The decision made, I began hurriedly packing. Gandalf seemed to calm considerably, whereas my concerns began to grow. I knew full well I had not the slightest understanding of what it meant to have Mordor turned against me. I also knew that if I tried to comprehend it I would find myself overwhelmed. Pushing those thoughts to the back of my mind, I endeavored to concentrate on what Gandalf was saying, but it was akin to listening to two conversations at once, the one that Gandalf was conveying and the one inside my head. In between Gandalf's instructions, I struggled to grapple with the fears crowding my mind.
Who am I that the ring should stay with me? True, I have sought adventure most of my life, but this is hardly what I imagined. If Gandalf, a powerful wizard, cannot take it, how am I, a simple hobbit, to perform the task given me? But then Gandalf tells me I have only to get it to Bree, to the inn of The Prancing Pony. Surely, I can get it that far. Gandalf will meet me there. He's not going with me?!
What's that he's saying about visiting the head of his order? Doesn't matter really I suppose. It seems more related to him searching for more answers. It matters not to me who he sees as long as he meets me in Bree.
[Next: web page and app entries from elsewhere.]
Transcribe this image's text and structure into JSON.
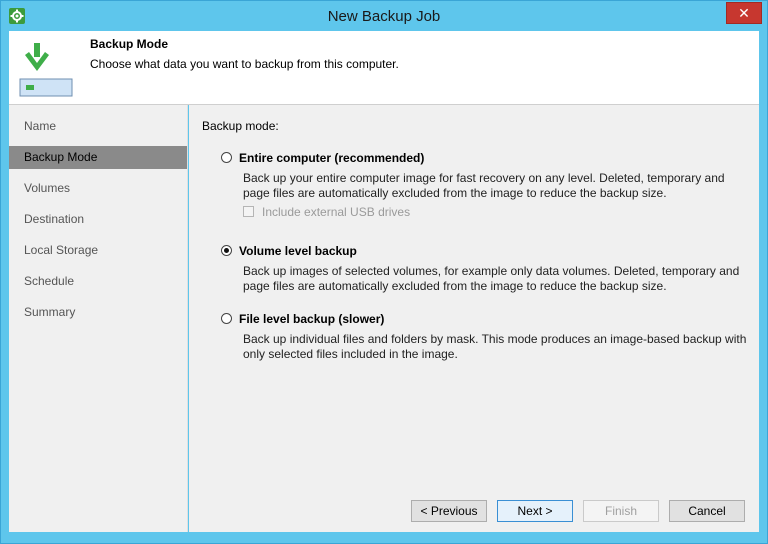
{
  "window": {
    "title": "New Backup Job",
    "close_label": "✕"
  },
  "header": {
    "title": "Backup Mode",
    "subtitle": "Choose what data you want to backup from this computer."
  },
  "nav": {
    "items": [
      {
        "label": "Name",
        "selected": false
      },
      {
        "label": "Backup Mode",
        "selected": true
      },
      {
        "label": "Volumes",
        "selected": false
      },
      {
        "label": "Destination",
        "selected": false
      },
      {
        "label": "Local Storage",
        "selected": false
      },
      {
        "label": "Schedule",
        "selected": false
      },
      {
        "label": "Summary",
        "selected": false
      }
    ]
  },
  "content": {
    "section_label": "Backup mode:",
    "options": [
      {
        "label": "Entire computer (recommended)",
        "selected": false,
        "description_line1": "Back up your entire computer image for fast recovery on any level. Deleted, temporary and",
        "description_line2": "page files are automatically excluded from the image to reduce the backup size."
      },
      {
        "label": "Volume level backup",
        "selected": true,
        "description_line1": "Back up images of selected volumes, for example only data volumes. Deleted, temporary and",
        "description_line2": "page files are automatically excluded from the image to reduce the backup size."
      },
      {
        "label": "File level backup (slower)",
        "selected": false,
        "description_line1": "Back up individual files and folders by mask. This mode produces an image-based backup with",
        "description_line2": "only selected files included in the image."
      }
    ],
    "usb_checkbox": {
      "label": "Include external USB drives",
      "checked": false,
      "enabled": false
    }
  },
  "footer": {
    "previous_label": "< Previous",
    "next_label": "Next >",
    "finish_label": "Finish",
    "cancel_label": "Cancel"
  },
  "icons": {
    "app": "gear-icon",
    "header": "backup-download-icon",
    "close": "close-icon"
  },
  "colors": {
    "titlebar": "#5ec6ec",
    "close_button": "#c7372f",
    "nav_selected": "#8a8a8a",
    "header_arrow": "#3fae49"
  }
}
I banish the thoughts of what I will do if for some reason he is not there, one thing at a time. He'll be there. I cast about in my mind trying to remember everything I might need. Fortunately, I've packed for enough journeys to have a fair idea, and the job is done in short order.
I haven't traveled so far before. Only for a moment, I allowed my thoughts to wander through the possibilities presented by this sudden departure. Perhaps it is time I took to my own adventures and stopped wishing for them. Sam will be able to take care of things while I'm gone, and I am sure I'll be back before too long, not like Uncle Bilbo. Most of Hobbiton won't really even know I've been away. But then, this may be the perfect time to go see Bilbo. Be done with the ring and then just enjoy a little holiday to Rivendell. A flicker of excitement stirs in my heart at these thoughts. Just as quickly, I put them away, returning to the task at hand.
As Gandalf helps me on with my cloak and pack, I am only half listening as I map out my journey in my mind. I must remember to call myself Mr. Underhill. I heard that instruction. Wait, stay off the roads and travel only by day. That changes my plan a bit, but I can cut across country easily enough. Certainly a course I'm familiar with, I've done it so often. It's almost as though I have been preparing for this the whole of my life. I think I'm ready.
"My dear Frodo! Hobbits really are amazing creatures. You can learn all that there is to know about their ways in a month, and yet after a hundred years they can still surprise you." I could not, and did not try to, contain the smile that filled my heart at Gandalf's high praise. I know it reached my eyes. The warmth of his words brought me much needed comfort, pushing the fears aside, and the impossible task now seems possible.
My moment of peace shattered as I heard a scrape outside. Our eyes flew to the open window; there's someone out there. Have they found me already? How? Is it over before it's begun? At Gandalf's silent command, I drop to the floor fighting to hold back my fear. Are we too late?